The task
Work through the material below and count the lines holding the word "Operations"; give that count and nothing more.

Data for this task
========================================================================

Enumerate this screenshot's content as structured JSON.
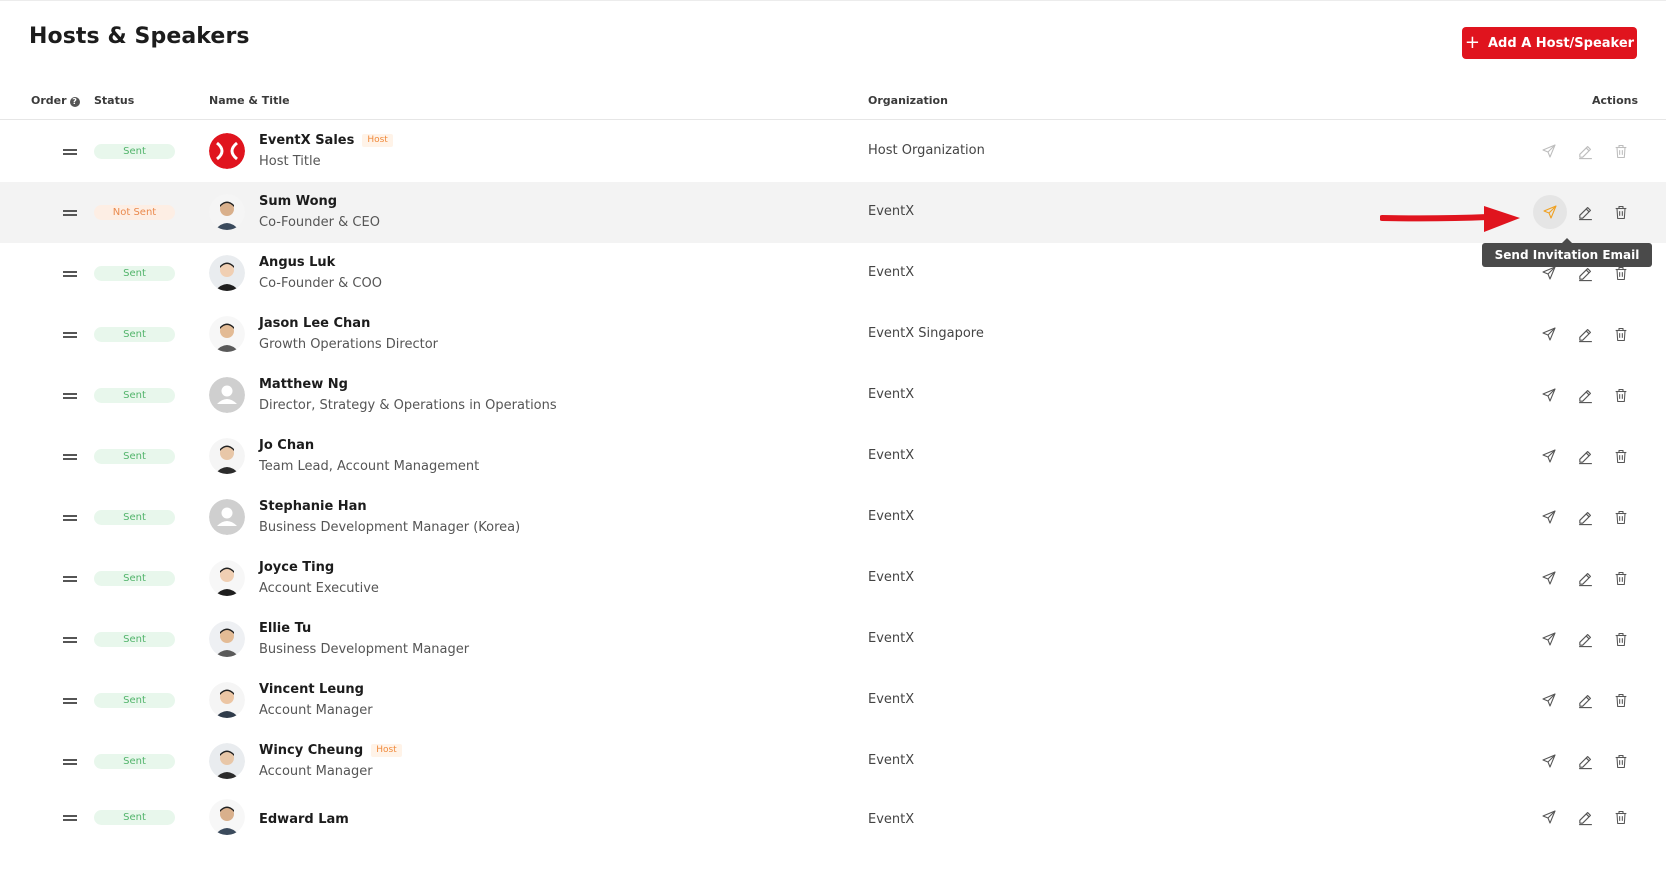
{
  "page": {
    "title": "Hosts & Speakers",
    "add_button_label": "Add A Host/Speaker",
    "accent_color": "#e0141e"
  },
  "table": {
    "headers": {
      "order": "Order",
      "status": "Status",
      "name_title": "Name & Title",
      "organization": "Organization",
      "actions": "Actions"
    },
    "rows": [
      {
        "status": "Sent",
        "name": "EventX Sales",
        "tag": "Host",
        "title": "Host Title",
        "organization": "Host Organization",
        "avatar": "eventx-logo"
      },
      {
        "status": "Not Sent",
        "name": "Sum Wong",
        "tag": "",
        "title": "Co-Founder & CEO",
        "organization": "EventX",
        "avatar": "photo"
      },
      {
        "status": "Sent",
        "name": "Angus Luk",
        "tag": "",
        "title": "Co-Founder & COO",
        "organization": "EventX",
        "avatar": "photo"
      },
      {
        "status": "Sent",
        "name": "Jason Lee Chan",
        "tag": "",
        "title": "Growth Operations Director",
        "organization": "EventX Singapore",
        "avatar": "photo"
      },
      {
        "status": "Sent",
        "name": "Matthew Ng",
        "tag": "",
        "title": "Director, Strategy & Operations in Operations",
        "organization": "EventX",
        "avatar": "placeholder"
      },
      {
        "status": "Sent",
        "name": "Jo Chan",
        "tag": "",
        "title": "Team Lead, Account Management",
        "organization": "EventX",
        "avatar": "photo"
      },
      {
        "status": "Sent",
        "name": "Stephanie Han",
        "tag": "",
        "title": "Business Development Manager (Korea)",
        "organization": "EventX",
        "avatar": "placeholder"
      },
      {
        "status": "Sent",
        "name": "Joyce Ting",
        "tag": "",
        "title": "Account Executive",
        "organization": "EventX",
        "avatar": "photo"
      },
      {
        "status": "Sent",
        "name": "Ellie Tu",
        "tag": "",
        "title": "Business Development Manager",
        "organization": "EventX",
        "avatar": "photo"
      },
      {
        "status": "Sent",
        "name": "Vincent Leung",
        "tag": "",
        "title": "Account Manager",
        "organization": "EventX",
        "avatar": "photo"
      },
      {
        "status": "Sent",
        "name": "Wincy Cheung",
        "tag": "Host",
        "title": "Account Manager",
        "organization": "EventX",
        "avatar": "photo"
      },
      {
        "status": "Sent",
        "name": "Edward Lam",
        "tag": "",
        "title": "",
        "organization": "EventX",
        "avatar": "photo"
      }
    ]
  },
  "tooltip": {
    "text": "Send Invitation Email"
  },
  "icons": {
    "send": "paper-plane-icon",
    "edit": "pencil-icon",
    "delete": "trash-icon",
    "drag": "drag-handle-icon",
    "help": "question-circle-icon"
  }
}
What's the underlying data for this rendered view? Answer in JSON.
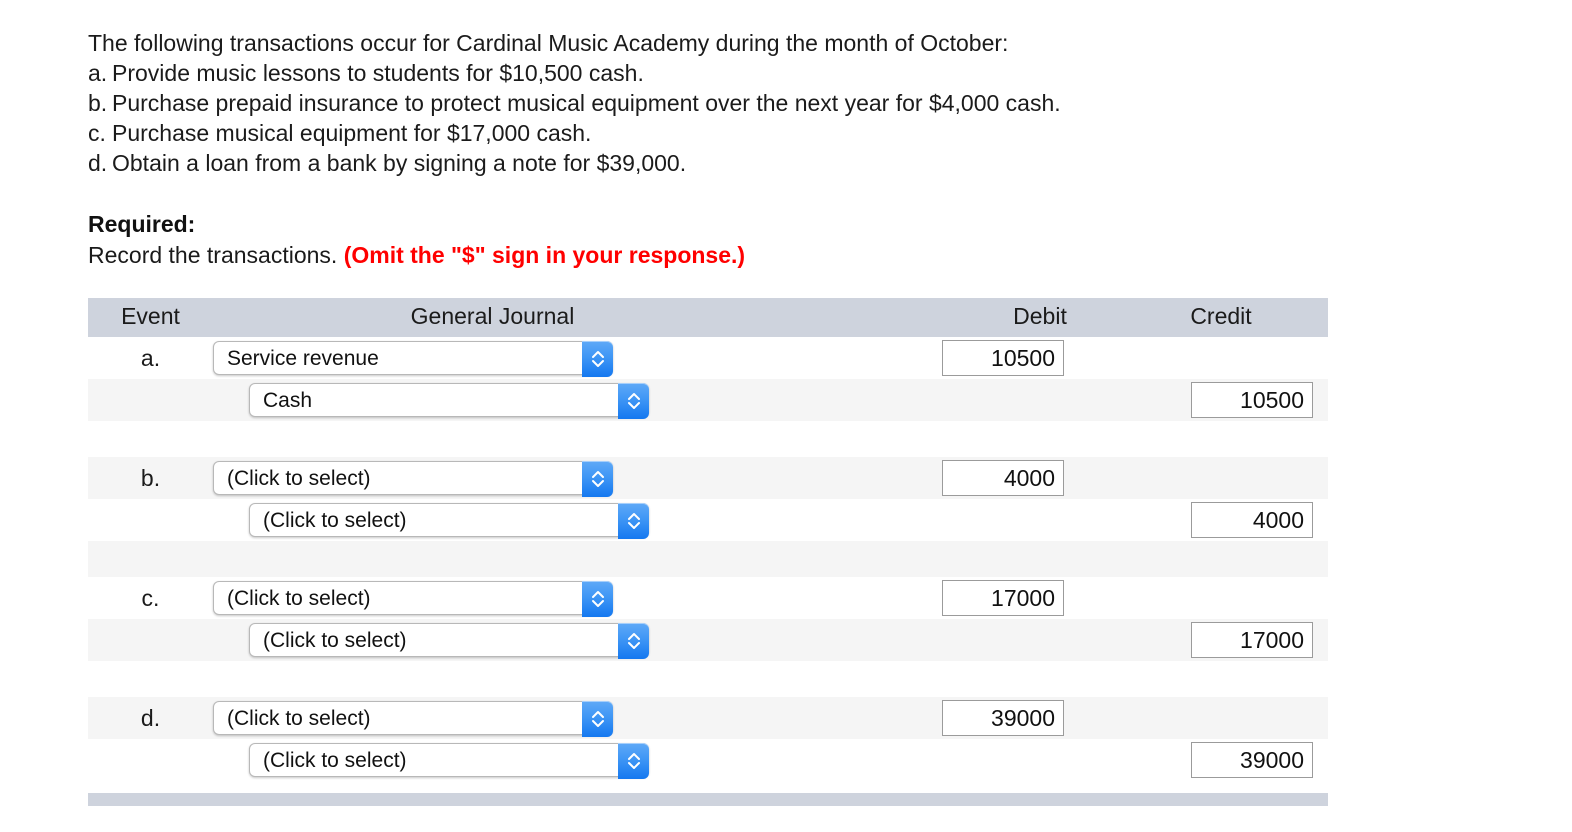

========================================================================

Answer section
2